__Work to be completed__.
Write the data out again exactly and in full.

__Provided records__.
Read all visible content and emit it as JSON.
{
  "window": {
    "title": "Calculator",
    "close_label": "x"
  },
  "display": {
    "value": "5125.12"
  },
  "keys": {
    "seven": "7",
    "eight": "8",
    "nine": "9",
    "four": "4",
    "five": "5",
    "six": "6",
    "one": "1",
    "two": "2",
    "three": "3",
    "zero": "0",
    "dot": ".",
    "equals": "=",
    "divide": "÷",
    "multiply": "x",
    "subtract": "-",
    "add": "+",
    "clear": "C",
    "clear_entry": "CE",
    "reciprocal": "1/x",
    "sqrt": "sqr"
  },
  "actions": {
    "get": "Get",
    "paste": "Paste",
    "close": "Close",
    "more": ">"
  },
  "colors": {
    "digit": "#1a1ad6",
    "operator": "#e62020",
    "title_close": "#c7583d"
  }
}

__Expected answer__.
Read all visible content and emit it as JSON.
{
  "window": {
    "title": "Calculator",
    "close_label": "x"
  },
  "display": {
    "value": "5125.12"
  },
  "keys": {
    "seven": "7",
    "eight": "8",
    "nine": "9",
    "four": "4",
    "five": "5",
    "six": "6",
    "one": "1",
    "two": "2",
    "three": "3",
    "zero": "0",
    "dot": ".",
    "equals": "=",
    "divide": "÷",
    "multiply": "x",
    "subtract": "-",
    "add": "+",
    "clear": "C",
    "clear_entry": "CE",
    "reciprocal": "1/x",
    "sqrt": "sqr"
  },
  "actions": {
    "get": "Get",
    "paste": "Paste",
    "close": "Close",
    "more": ">"
  },
  "colors": {
    "digit": "#1a1ad6",
    "operator": "#e62020",
    "title_close": "#c7583d"
  }
}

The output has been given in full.